In addition to private and employer-based health insurance, Wisconsin residents can also take advantage of Medicaid. Medicaid covers many low-income adults and children. The state’s Medicaid program also offers several children’s health insurance programs such as BadgerCare Plus and Care4Kids. Additionally, Medicare Advantage plans often include Part D coverage. Original Medicare does not cover prescription drugs, so a separate plan can be a good option for you and your family.
Another option is short-term health insurance. Short-term health insurance plans in Wisconsin are available from private companies. These plans are not as comprehensive as those offered under the Affordable Care Act (ACA), but they can be a good option for those who need temporary coverage. Unfortunately, short-term plans do not include essential health benefits such as mental health services, prescription drugs, and maternity care.
The best choice for you depends on your specific needs. There are various kinds of plans available, and you can tailor your plan to meet your needs.
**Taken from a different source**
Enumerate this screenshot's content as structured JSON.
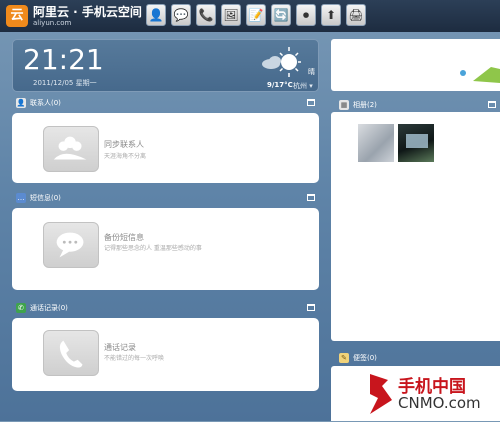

Choosing one that meets your needs best can help reduce the cost of your plan. Some plans have deductibles, which you can choose to pay out of your own pocket. Other plans offer more flexible benefits.
There are several options for health insurance in Wisconsin, including Medicaid, CO-OP, and the state-sponsored marketplace. The Affordable Care Act (ACA) has made it easier to purchase health insurance in Wisconsin. The law makes it possible for individuals and families to get coverage at a reasonable price. In addition, many Wisconsin residents are eligible for financial assistance through the Marketplace.
Medicaid is a free health insurance program for low-income individuals and families in Wisconsin. There are many different kinds of Medicaid plans. Medicaid is the cheapest government program for people who meet certain income requirements. The state of Wisconsin has not yet adopted the Medicaid expansion program, but Medicaid is free to low-income people who can’t afford insurance. The cost of Medicaid depends on age, income, and disability. However, Medicaid may not cover all your medical expenses.
Individuals and families in Wisconsin can also purchase short-term health insurance through private companies. However, Wisconsin has stricter eligibility requirements than federal guidelines. These plans provide coverage for up to 18 months, and can be renewed. These plans are the best option if you need temporary health insurance coverage and don’t need comprehensive coverage. Unfortunately, short-term plans do not cover essential health benefits like maternity care, mental health services, and prescription drugs.
If you are relatively healthy and want to avoid the higher costs of individual health insurance, you may be a candidate for a Health Savings Account (HSA). This type of plan allows individuals to contribute pre-tax money to pay for medical expenses. However, the downside is a higher monthly premium.
When choosing a health insurance plan, be sure to compare the deductible amount, out-of-pocket costs, and premium rates. Some plans may be less expensive than others, and some may not cover as many services as others. Regardless, it’s important to know the pros and cons of each type of health insurance in Wisconsin.
Out-of-network providers covered
If you have health insurance, you might be wondering whether your plan covers services provided by out-of-network providers. If so, you can use your health plan to get a second opinion from a doctor in another state. If you live in Wisconsin, you can use your plan to see doctors outside of the network in Wisconsin. In most cases, out-of-network providers are covered at full price. However, there are some exceptions.